Secondary lymphoedema is a consequence of removal or damage to lymph nodes, fibrosis of the nodes (post-radiotherapy), and trauma or infection [7]. Side effects of advanced diseases such as cancer, chronic heart failure, neurological and liver disease, and end-stage renal disease can cause chronic oedema. An increase in the bariatric population has seen an increase in lymphoedema, although filarial disease, transmitted by mosquitoes, remains the most common cause of lymphoedema worldwide. The term ‘chronic oedema’ has been adopted by European investigators to define a population of patients with long-standing oedema ( 3 months), and perhaps a more complex underlying aetiology. Prevalence estimates for chronic oedema are between 1.3 and 1.5 per thousand [8].

Classification of the causes of secondary lymphoedema

There is a lack of consensus regarding the causes of secondary lymphoedema. In the United Kingdom (UK), the classification of causes comprises [9]:

  • trauma and tissue damage (for example, burns, lymph
  • node excision, radiotherapy, varicose vein surgery)
  • malignant disease/treatment (lymph node metastases/
  • excision, infiltrative carcinoma, lymphoma, radiotherapy,
  • pressure from large tumours)
  • venous disease (chronic venous insuffi ciency, venous
  • ulceration, post-thrombotic syndrome, intravenous drug use)
  • infection (cellulitis/erysipelas, lymphadenitis [inflammation
  • of the lymph nodes], filiaris, tuberculosis)
  • inflammation (rheumatoid arthritis, dermatitis, psoriasis,
  • sarcoidosis, dermatosis with epidermal involvement)
  • endocrine disease (pre-tibila myxoedema)
  • immobility and dependency (dependency oedema, paralysis)
  • factitious (self harm)

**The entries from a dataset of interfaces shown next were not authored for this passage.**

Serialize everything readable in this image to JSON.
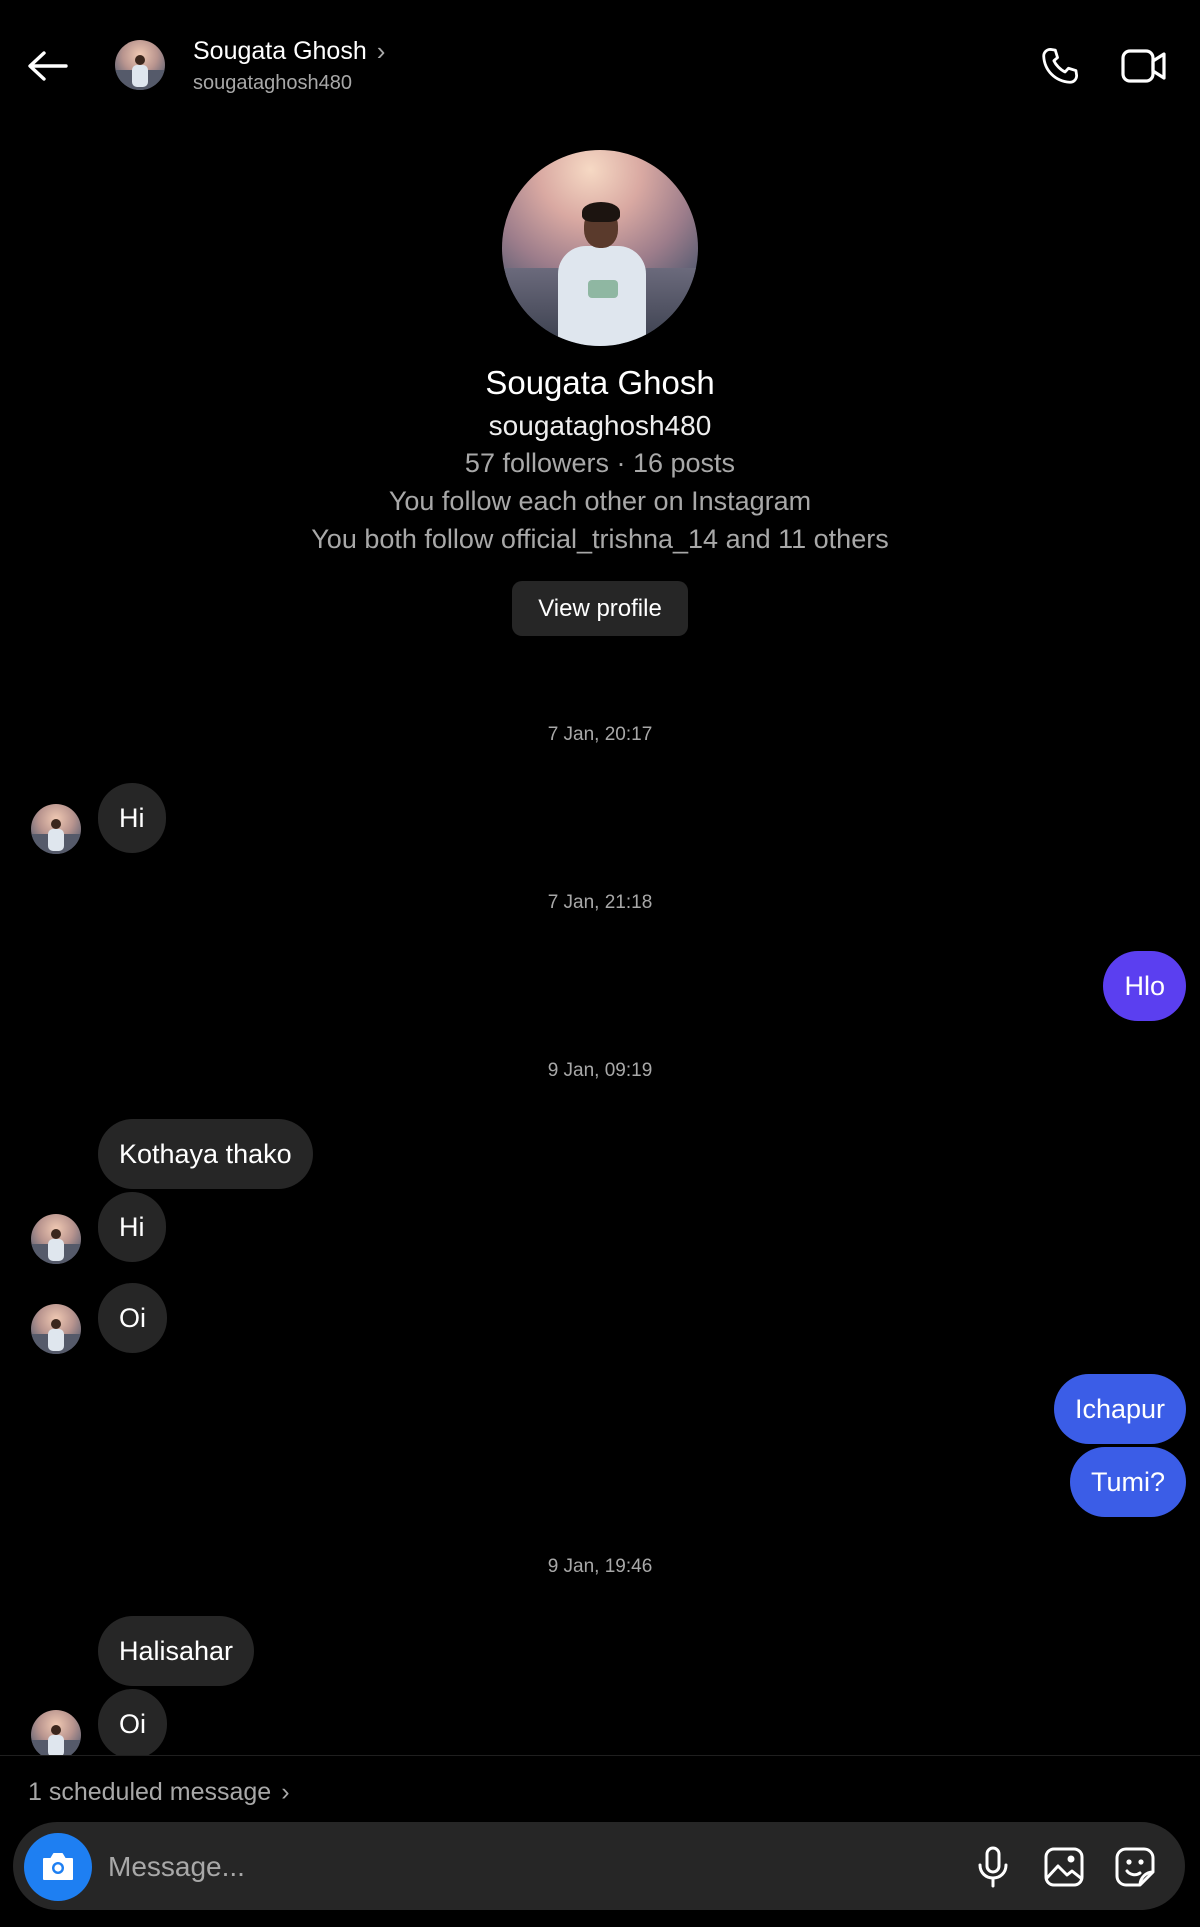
{
  "header": {
    "name": "Sougata Ghosh",
    "username": "sougataghosh480",
    "chevron": "›",
    "icons": [
      "back-arrow-icon",
      "avatar",
      "chevron-right-icon",
      "phone-icon",
      "video-camera-icon"
    ]
  },
  "profile": {
    "name": "Sougata Ghosh",
    "username": "sougataghosh480",
    "stats": "57 followers · 16 posts",
    "mutual_follow": "You follow each other on Instagram",
    "mutual_friends": "You both follow official_trishna_14 and 11 others",
    "view_profile_label": "View profile"
  },
  "timestamps": [
    "7 Jan, 20:17",
    "7 Jan, 21:18",
    "9 Jan, 09:19",
    "9 Jan, 19:46"
  ],
  "messages": [
    {
      "text": "Hi",
      "from": "them"
    },
    {
      "text": "Hlo",
      "from": "me"
    },
    {
      "text": "Kothaya thako",
      "from": "them"
    },
    {
      "text": "Hi",
      "from": "them"
    },
    {
      "text": "Oi",
      "from": "them"
    },
    {
      "text": "Ichapur",
      "from": "me"
    },
    {
      "text": "Tumi?",
      "from": "me"
    },
    {
      "text": "Halisahar",
      "from": "them"
    },
    {
      "text": "Oi",
      "from": "them"
    }
  ],
  "footer": {
    "scheduled": "1 scheduled message",
    "scheduled_chevron": "›",
    "placeholder": "Message...",
    "icons": [
      "camera-icon",
      "microphone-icon",
      "gallery-icon",
      "sticker-icon"
    ]
  },
  "colors": {
    "background": "#000000",
    "incoming_bubble": "#262626",
    "outgoing_bubble_purple": "#5b3ff0",
    "outgoing_bubble_blue": "#3b5de7",
    "camera_button": "#1e7ff2",
    "secondary_text": "#a8a8a8"
  }
}
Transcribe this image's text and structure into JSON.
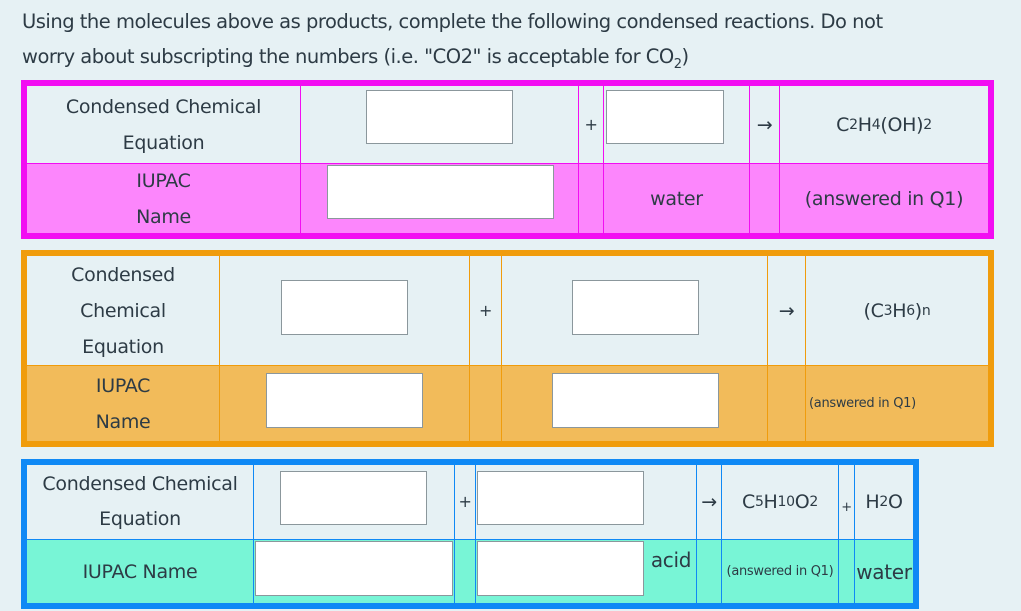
{
  "instructions": {
    "line1": "Using the molecules above as products, complete the following condensed reactions.  Do not",
    "line2_pre": "worry about subscripting the numbers (i.e. \"CO2\" is acceptable for CO",
    "line2_sub": "2",
    "line2_post": ")"
  },
  "tables": [
    {
      "border_color": "#f20ef2",
      "row2_color": "#fc86fc",
      "row1_label": "Condensed Chemical Equation",
      "row2_label_line1": "IUPAC",
      "row2_label_line2": "Name",
      "plus": "+",
      "arrow": "→",
      "product_formula": {
        "parts": [
          "C",
          "2",
          "H",
          "4",
          "(OH)",
          "2"
        ]
      },
      "reactant1_value": "",
      "reactant2_value": "",
      "reactant1_name_value": "",
      "reactant2_name_text": "water",
      "product_name": "(answered in Q1)"
    },
    {
      "border_color": "#f09c0c",
      "row2_color": "#f2bb5a",
      "row1_label_line1": "Condensed",
      "row1_label_line2": "Chemical",
      "row1_label_line3": "Equation",
      "row2_label_line1": "IUPAC",
      "row2_label_line2": "Name",
      "plus": "+",
      "arrow": "→",
      "product_formula": {
        "parts": [
          "(C",
          "3",
          "H",
          "6",
          ")",
          "n"
        ]
      },
      "reactant1_value": "",
      "reactant2_value": "",
      "reactant1_name_value": "",
      "reactant2_name_value": "",
      "product_name": "(answered in Q1)"
    },
    {
      "border_color": "#0f89f5",
      "row2_color": "#78f5d6",
      "row1_label_line1": "Condensed Chemical",
      "row1_label_line2": "Equation",
      "row2_label": "IUPAC Name",
      "plus": "+",
      "arrow": "→",
      "product_formula": {
        "parts": [
          "C",
          "5",
          "H",
          "10",
          "O",
          "2"
        ]
      },
      "plus2": "+",
      "product2_formula": {
        "parts": [
          "H",
          "2",
          "O"
        ]
      },
      "reactant1_value": "",
      "reactant2_value": "",
      "reactant1_name_value": "",
      "reactant2_name_value": "",
      "reactant2_name_suffix": "acid",
      "product_name": "(answered in Q1)",
      "product2_name": "water"
    }
  ]
}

Stages of lymphoedema

Lymphoedema presents in stages (Table 1); each stage may have a negative impact upon quality of life and possibly, due to recurrent tissue infection, disfigurement, pain, and impaired mobility, lead to social isolation.

Table 1: Stages of Lymphoedema

Early signs of lymphoedema

Both primary lymphoedema and lymphoedema associated with non-cancer secondary causes, may initially present post-surgery as swelling, discomfort and inflammation; sensations of heaviness, tingling and aching also have been reported [13].

Both patients and practitoners need to be aware of these signs and symptoms:

  • clothing or jewellery, e.g. sleeve, shoe or ring, becoming tighter
  • feeling of heaviness, tightness, fullness or stiffness, and/or pain
  • aching
  • observable swelling
  • tissue swelling – mild, moderate or severe; pitting or non-pitting
  • skin condition – thickened, warty, bumpy, blistered, lymphorrhoeic, broken or ulcerated
  • subcutaneous tissue changes – fatty/rubbery, non-pitting or hard
  • shape change – normal or distorted
  • frequency of cellulitis/erysipelas
  • associated complications of internal organs, for example,
  • pleural fluid, chylous ascites (accumulation of chyle in the
  • abdominal cavity)
  • movement and function – impairment of limb or general function
  • psychosocial morbidity

Lymphoedema is frequently misunderstood and thus mismanaged